The topic of how to deal with an inherited underwater house came up recently, as did the unanswered question of whether a rent-stabilized apartment in New York City is an asset that can be included in the bankruptcy estate and liquidated by the trustee to repay chapter 7 creditors. Both issues are partly combined in a case that the U.S. Supreme Court has agreed to adjudicate in 2014. The question is whether an inherited individual retirement account (IRA) is an asset in bankruptcy. The ruling could cost people considering New York bankruptcy quite a bit of money.
Here are the facts: Heidi Heffron-Clark and her husband Brandon Clark ran a pizza place in Soughton, Wisconsin, until they hit hard times and filed bankruptcy in 2010. They owed their creditors roughly $700,000. After her mother died, Heffron-Clark inherited a $300,000 IRA. The bankruptcy code exempts IRAs, but because the IRA was inherited rather than personal to Heffron-Clark, the trustee, William Rameker, believed otherwise and initiated an adversary proceeding to include the IRA in the bankruptcy estate to repay the couple’s creditors. The bankruptcy court sided with the debtors, and then the federal district court reversed it, a decision that was upheld by the 7th Circuit U.S. Court of Appeals.
Other federal courts that have faced the matter disagree. In 2010, the 8th Circuit held that the bankruptcy code isn’t specific about whether the IRA must belong to the debtor, and in 2012 the 5th Circuit held that because retirement assets are set apart from other assets, they are exempt. The Supreme Court’s decision will resolve the split opinions among the circuit courts, and it will affect the futures of children who inherit their parents’ retirement accounts, a phenomenon that’s expected to occur more often as baby boomers retire.
Reuters did not report on whether the 2nd Circuit, of which New York is a member, has ruled on the issue of the inherited IRA. However, irrespective of the Supreme Court’s decision, it’s more important than ever for New Yorkers considering filing bankruptcy to consider the possible ramifications of inheriting large amounts of money from their relatives. That’s one more reason to consult with an experienced bankruptcy lawyer.
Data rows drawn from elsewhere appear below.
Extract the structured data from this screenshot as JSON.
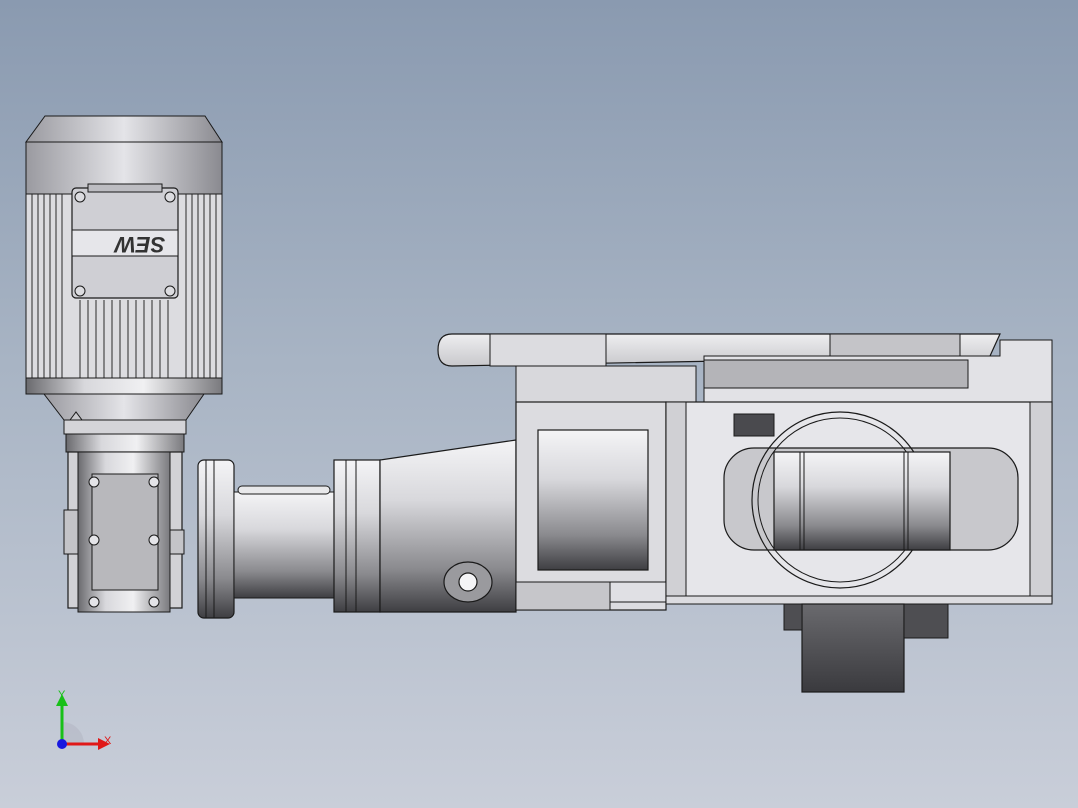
{
  "viewport": {
    "background_top": "#8a9ab0",
    "background_bottom": "#c9ced9"
  },
  "model": {
    "motor_brand": "SEW",
    "colors": {
      "metal_light": "#e8e8ea",
      "metal_mid": "#b8b8bc",
      "metal_dark": "#5a5a5e",
      "edge": "#1a1a1a"
    }
  },
  "triad": {
    "x_label": "X",
    "y_label": "Y",
    "x_color": "#e01818",
    "y_color": "#18c018",
    "z_color": "#1818e0"
  }
}
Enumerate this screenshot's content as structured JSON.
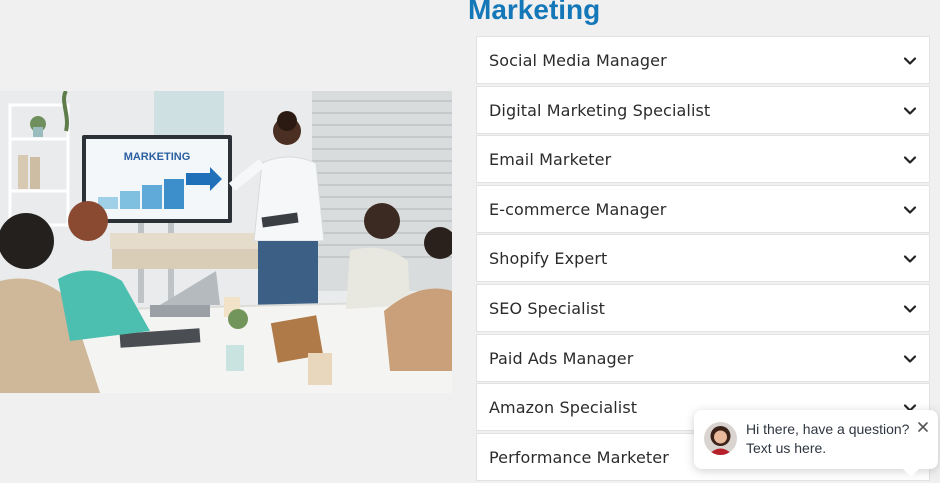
{
  "section": {
    "title": "Marketing"
  },
  "photo": {
    "screen_text": "MARKETING"
  },
  "accordion": {
    "items": [
      {
        "label": "Social Media Manager"
      },
      {
        "label": "Digital Marketing Specialist"
      },
      {
        "label": "Email Marketer"
      },
      {
        "label": "E-commerce Manager"
      },
      {
        "label": "Shopify Expert"
      },
      {
        "label": "SEO Specialist"
      },
      {
        "label": "Paid Ads Manager"
      },
      {
        "label": "Amazon Specialist"
      },
      {
        "label": "Performance Marketer"
      }
    ]
  },
  "chat": {
    "message_line1": "Hi there, have a question?",
    "message_line2": "Text us here."
  },
  "colors": {
    "accent": "#1377b8",
    "background": "#f0f0f0",
    "item_text": "#2b2b2b"
  },
  "icons": {
    "accordion_toggle": "chevron-down-icon",
    "chat_close": "close-icon"
  }
}
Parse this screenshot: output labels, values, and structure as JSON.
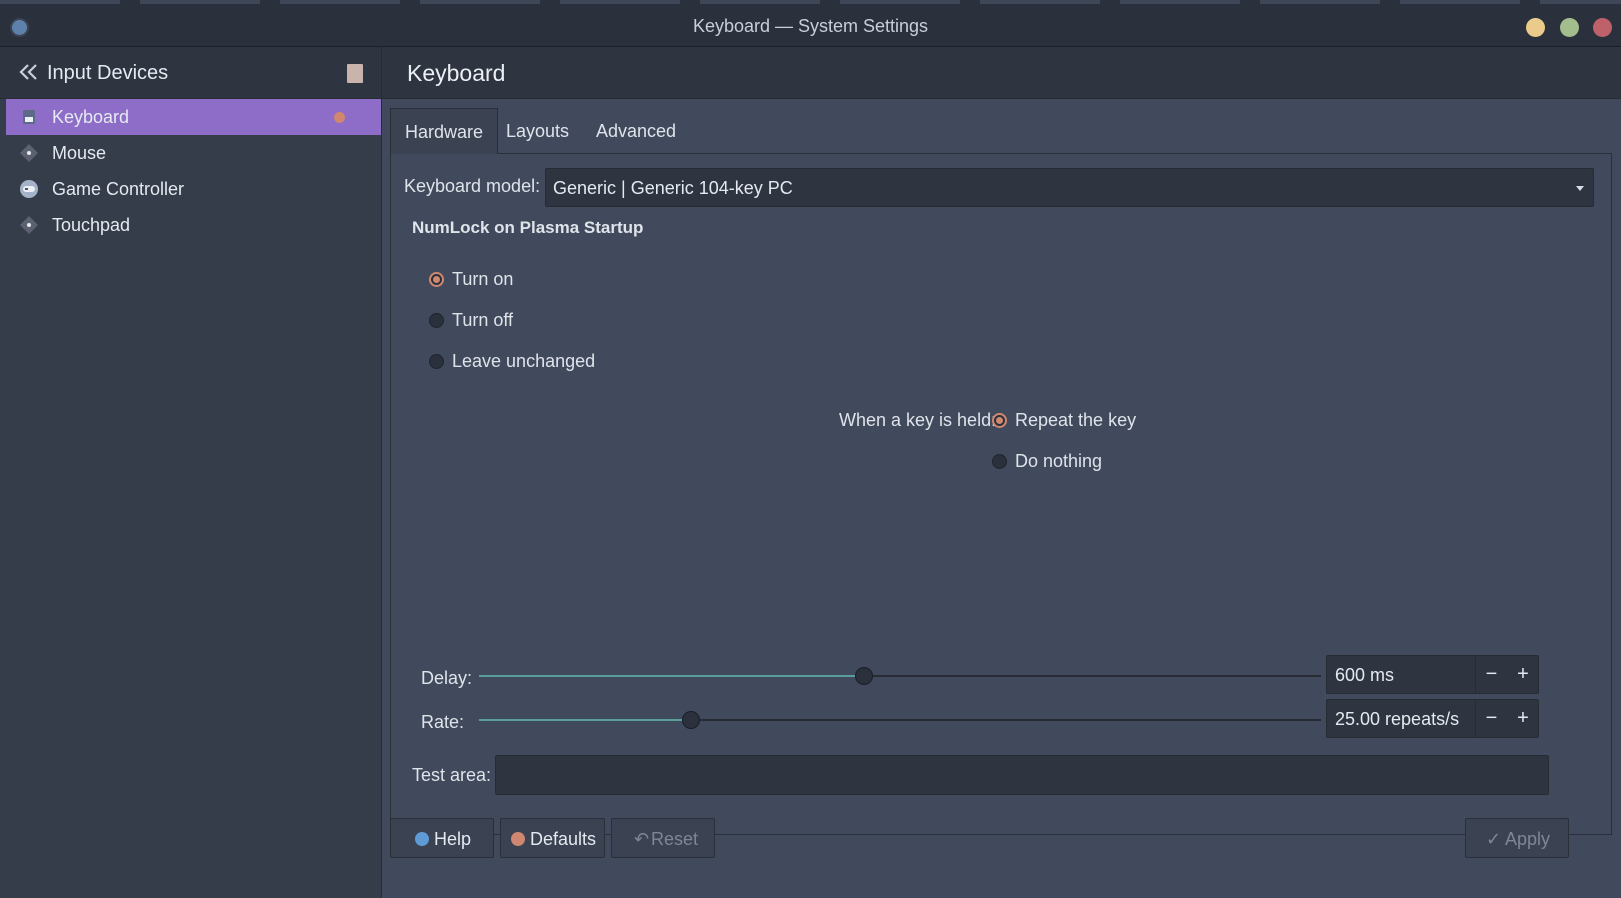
{
  "window": {
    "title": "Keyboard — System Settings"
  },
  "sidebar": {
    "title": "Input Devices",
    "items": [
      {
        "label": "Keyboard",
        "active": true,
        "icon": "keyboard-icon"
      },
      {
        "label": "Mouse",
        "active": false,
        "icon": "mouse-icon"
      },
      {
        "label": "Game Controller",
        "active": false,
        "icon": "game-controller-icon"
      },
      {
        "label": "Touchpad",
        "active": false,
        "icon": "touchpad-icon"
      }
    ]
  },
  "main": {
    "title": "Keyboard",
    "tabs": [
      {
        "label": "Hardware",
        "active": true
      },
      {
        "label": "Layouts",
        "active": false
      },
      {
        "label": "Advanced",
        "active": false
      }
    ],
    "hardware": {
      "keyboard_model_label": "Keyboard model:",
      "keyboard_model_value": "Generic | Generic 104-key PC",
      "numlock_heading": "NumLock on Plasma Startup",
      "numlock_options": [
        {
          "label": "Turn on",
          "checked": true
        },
        {
          "label": "Turn off",
          "checked": false
        },
        {
          "label": "Leave unchanged",
          "checked": false
        }
      ],
      "key_held_label": "When a key is held:",
      "key_held_options": [
        {
          "label": "Repeat the key",
          "checked": true
        },
        {
          "label": "Do nothing",
          "checked": false
        }
      ],
      "delay": {
        "label": "Delay:",
        "value_text": "600 ms",
        "fraction": 0.457
      },
      "rate": {
        "label": "Rate:",
        "value_text": "25.00 repeats/s",
        "fraction": 0.252
      },
      "test_area_label": "Test area:",
      "test_area_value": ""
    }
  },
  "footer": {
    "help": "Help",
    "defaults": "Defaults",
    "reset": "Reset",
    "apply": "Apply"
  },
  "colors": {
    "accent": "#8e6dc8",
    "radio_checked": "#d08770",
    "slider_fill": "#5a9e99"
  }
}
For answers to more questions about retirement accounts in bankruptcy, the automatic stay, effective strategies for dealing with foreclosure, and protecting your assets in bankruptcy please feel free to contact experienced bankruptcy attorney New York Bruce Weiner for a free initial consultation.